[Records excerpted from a collection]
···

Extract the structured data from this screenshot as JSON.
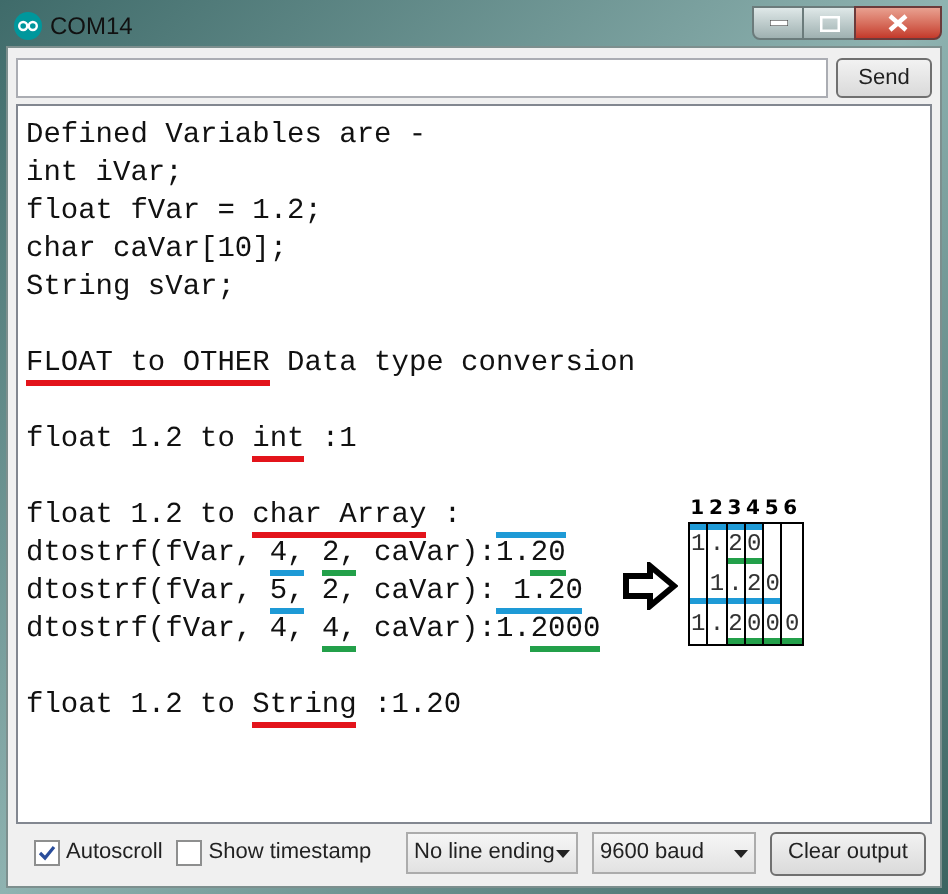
{
  "window": {
    "title": "COM14"
  },
  "send_button": "Send",
  "output": {
    "lines": [
      {
        "kind": "text",
        "segments": [
          {
            "text": "Defined Variables are -"
          }
        ]
      },
      {
        "kind": "text",
        "segments": [
          {
            "text": "int iVar;"
          }
        ]
      },
      {
        "kind": "text",
        "segments": [
          {
            "text": "float fVar = 1.2;"
          }
        ]
      },
      {
        "kind": "text",
        "segments": [
          {
            "text": "char caVar[10];"
          }
        ]
      },
      {
        "kind": "text",
        "segments": [
          {
            "text": "String sVar;"
          }
        ]
      },
      {
        "kind": "blank"
      },
      {
        "kind": "text",
        "segments": [
          {
            "text": "FLOAT to OTHER",
            "marks": [
              {
                "kind": "underline",
                "color": "#e3141b"
              }
            ]
          },
          {
            "text": " Data type conversion"
          }
        ]
      },
      {
        "kind": "blank"
      },
      {
        "kind": "text",
        "segments": [
          {
            "text": "float 1.2 to "
          },
          {
            "text": "int",
            "marks": [
              {
                "kind": "underline",
                "color": "#e3141b"
              }
            ]
          },
          {
            "text": " :1"
          }
        ]
      },
      {
        "kind": "blank"
      },
      {
        "kind": "text",
        "segments": [
          {
            "text": "float 1.2 to "
          },
          {
            "text": "char Array",
            "marks": [
              {
                "kind": "underline",
                "color": "#e3141b"
              }
            ]
          },
          {
            "text": " :"
          }
        ]
      },
      {
        "kind": "text",
        "segments": [
          {
            "text": "dtostrf(fVar, "
          },
          {
            "text": "4,",
            "marks": [
              {
                "kind": "underline",
                "color": "#1e9ad6"
              }
            ]
          },
          {
            "text": " 2,",
            "skip_lead": true,
            "marks": [
              {
                "kind": "underline",
                "color": "#23a04a"
              }
            ]
          },
          {
            "text": " caVar):"
          },
          {
            "text": "1.",
            "marks": [
              {
                "kind": "overline",
                "color": "#1e9ad6"
              }
            ]
          },
          {
            "text": "20",
            "marks": [
              {
                "kind": "overline",
                "color": "#1e9ad6"
              },
              {
                "kind": "underline",
                "color": "#23a04a"
              }
            ]
          }
        ]
      },
      {
        "kind": "text",
        "segments": [
          {
            "text": "dtostrf(fVar, "
          },
          {
            "text": "5,",
            "marks": [
              {
                "kind": "underline",
                "color": "#1e9ad6"
              }
            ]
          },
          {
            "text": " 2, caVar):"
          },
          {
            "text": " 1.20",
            "marks": [
              {
                "kind": "underline",
                "color": "#1e9ad6"
              }
            ]
          }
        ]
      },
      {
        "kind": "text",
        "segments": [
          {
            "text": "dtostrf(fVar, 4, "
          },
          {
            "text": "4,",
            "marks": [
              {
                "kind": "underline",
                "color": "#23a04a"
              }
            ]
          },
          {
            "text": " caVar):1."
          },
          {
            "text": "2000",
            "marks": [
              {
                "kind": "underline",
                "color": "#23a04a"
              }
            ]
          }
        ]
      },
      {
        "kind": "blank"
      },
      {
        "kind": "text",
        "segments": [
          {
            "text": "float 1.2 to "
          },
          {
            "text": "String",
            "marks": [
              {
                "kind": "underline",
                "color": "#e3141b"
              }
            ]
          },
          {
            "text": " :1.20"
          }
        ]
      }
    ]
  },
  "grid": {
    "columns": [
      "1",
      "2",
      "3",
      "4",
      "5",
      "6"
    ],
    "rows": [
      [
        {
          "text": "1",
          "marks": [
            {
              "kind": "top",
              "color": "#1e9ad6"
            }
          ]
        },
        {
          "text": ".",
          "marks": [
            {
              "kind": "top",
              "color": "#1e9ad6"
            }
          ]
        },
        {
          "text": "2",
          "marks": [
            {
              "kind": "top",
              "color": "#1e9ad6"
            },
            {
              "kind": "bottom",
              "color": "#23a04a"
            }
          ]
        },
        {
          "text": "0",
          "marks": [
            {
              "kind": "top",
              "color": "#1e9ad6"
            },
            {
              "kind": "bottom",
              "color": "#23a04a"
            }
          ]
        },
        {},
        {}
      ],
      [
        {
          "marks": [
            {
              "kind": "bottom",
              "color": "#1e9ad6"
            }
          ]
        },
        {
          "text": "1",
          "marks": [
            {
              "kind": "bottom",
              "color": "#1e9ad6"
            }
          ]
        },
        {
          "text": ".",
          "marks": [
            {
              "kind": "bottom",
              "color": "#1e9ad6"
            }
          ]
        },
        {
          "text": "2",
          "marks": [
            {
              "kind": "bottom",
              "color": "#1e9ad6"
            }
          ]
        },
        {
          "text": "0",
          "marks": [
            {
              "kind": "bottom",
              "color": "#1e9ad6"
            }
          ]
        },
        {}
      ],
      [
        {
          "text": "1"
        },
        {
          "text": "."
        },
        {
          "text": "2",
          "marks": [
            {
              "kind": "bottom",
              "color": "#23a04a"
            }
          ]
        },
        {
          "text": "0",
          "marks": [
            {
              "kind": "bottom",
              "color": "#23a04a"
            }
          ]
        },
        {
          "text": "0",
          "marks": [
            {
              "kind": "bottom",
              "color": "#23a04a"
            }
          ]
        },
        {
          "text": "0",
          "marks": [
            {
              "kind": "bottom",
              "color": "#23a04a"
            }
          ]
        }
      ]
    ]
  },
  "footer": {
    "autoscroll": {
      "label": "Autoscroll",
      "checked": true
    },
    "timestamp": {
      "label": "Show timestamp",
      "checked": false
    },
    "line_ending": "No line ending",
    "baud": "9600 baud",
    "clear_button": "Clear output"
  }
}
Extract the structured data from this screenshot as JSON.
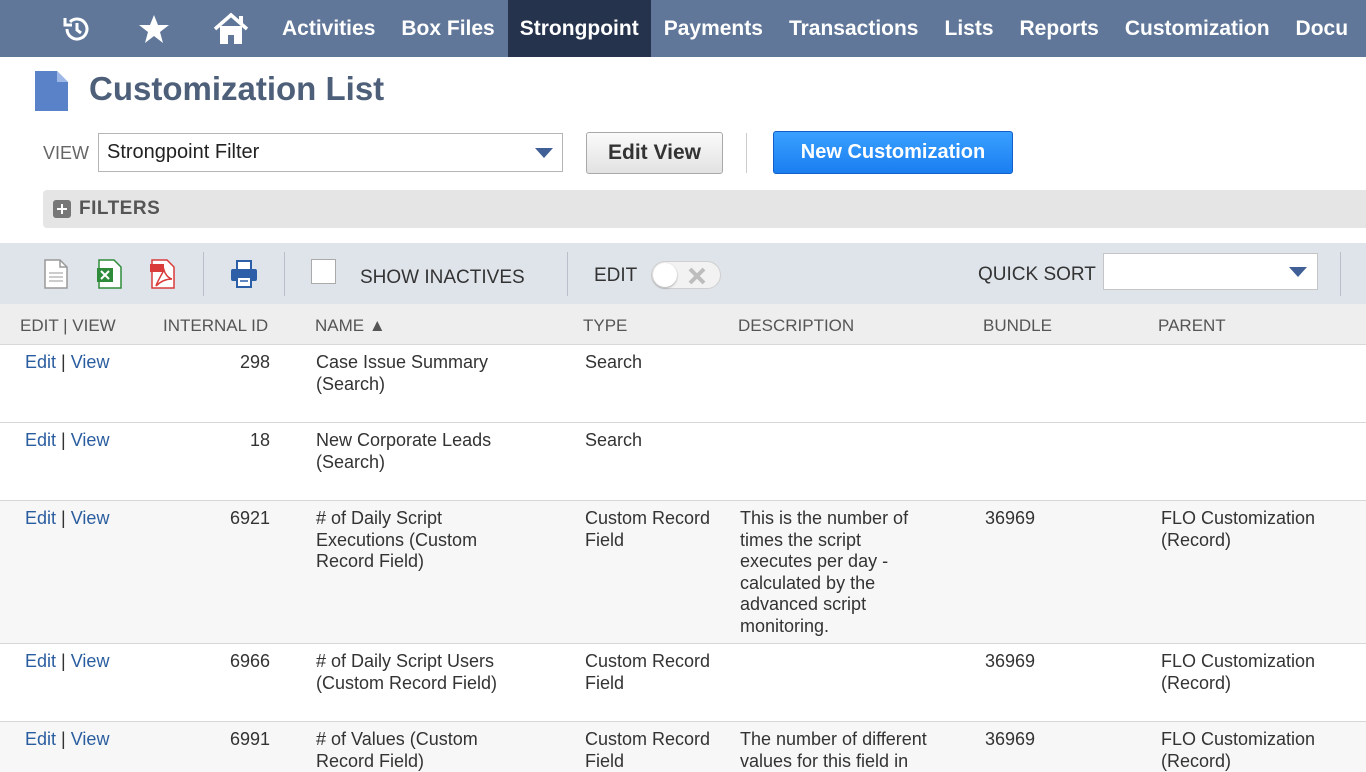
{
  "nav": {
    "icons": [
      "history-icon",
      "star-icon",
      "home-icon"
    ],
    "items": [
      "Activities",
      "Box Files",
      "Strongpoint",
      "Payments",
      "Transactions",
      "Lists",
      "Reports",
      "Customization",
      "Docu"
    ],
    "active_index": 2
  },
  "page": {
    "title": "Customization List"
  },
  "view": {
    "label": "VIEW",
    "selected": "Strongpoint Filter",
    "edit_view_label": "Edit View",
    "new_label": "New Customization"
  },
  "filters": {
    "label": "FILTERS"
  },
  "toolbar": {
    "show_inactives_label": "SHOW INACTIVES",
    "edit_label": "EDIT",
    "quick_sort_label": "QUICK SORT",
    "quick_sort_value": ""
  },
  "table": {
    "headers": {
      "edit_view": "EDIT | VIEW",
      "internal_id": "INTERNAL ID",
      "name": "NAME ▲",
      "type": "TYPE",
      "description": "DESCRIPTION",
      "bundle": "BUNDLE",
      "parent": "PARENT"
    },
    "edit_link": "Edit",
    "view_link": "View",
    "rows": [
      {
        "id": "298",
        "name": "Case Issue Summary (Search)",
        "type": "Search",
        "description": "",
        "bundle": "",
        "parent": ""
      },
      {
        "id": "18",
        "name": "New Corporate Leads (Search)",
        "type": "Search",
        "description": "",
        "bundle": "",
        "parent": ""
      },
      {
        "id": "6921",
        "name": "# of Daily Script Executions (Custom Record Field)",
        "type": "Custom Record Field",
        "description": "This is the number of times the script executes per day - calculated by the advanced script monitoring.",
        "bundle": "36969",
        "parent": "FLO Customization (Record)"
      },
      {
        "id": "6966",
        "name": "# of Daily Script Users (Custom Record Field)",
        "type": "Custom Record Field",
        "description": "",
        "bundle": "36969",
        "parent": "FLO Customization (Record)"
      },
      {
        "id": "6991",
        "name": "# of Values (Custom Record Field)",
        "type": "Custom Record Field",
        "description": "The number of different values for this field in",
        "bundle": "36969",
        "parent": "FLO Customization (Record)"
      }
    ]
  },
  "colors": {
    "nav_bg": "#607799",
    "nav_active": "#25334d",
    "title": "#4d5f79",
    "primary_button": "#1a7ef0",
    "link": "#2a5d9f"
  }
}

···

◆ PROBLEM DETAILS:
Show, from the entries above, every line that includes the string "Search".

◆ PROBLEM SOLUTION:
        "name": "Case Issue Summary (Search)",
        "type": "Search",
        "name": "New Corporate Leads (Search)",
        "type": "Search",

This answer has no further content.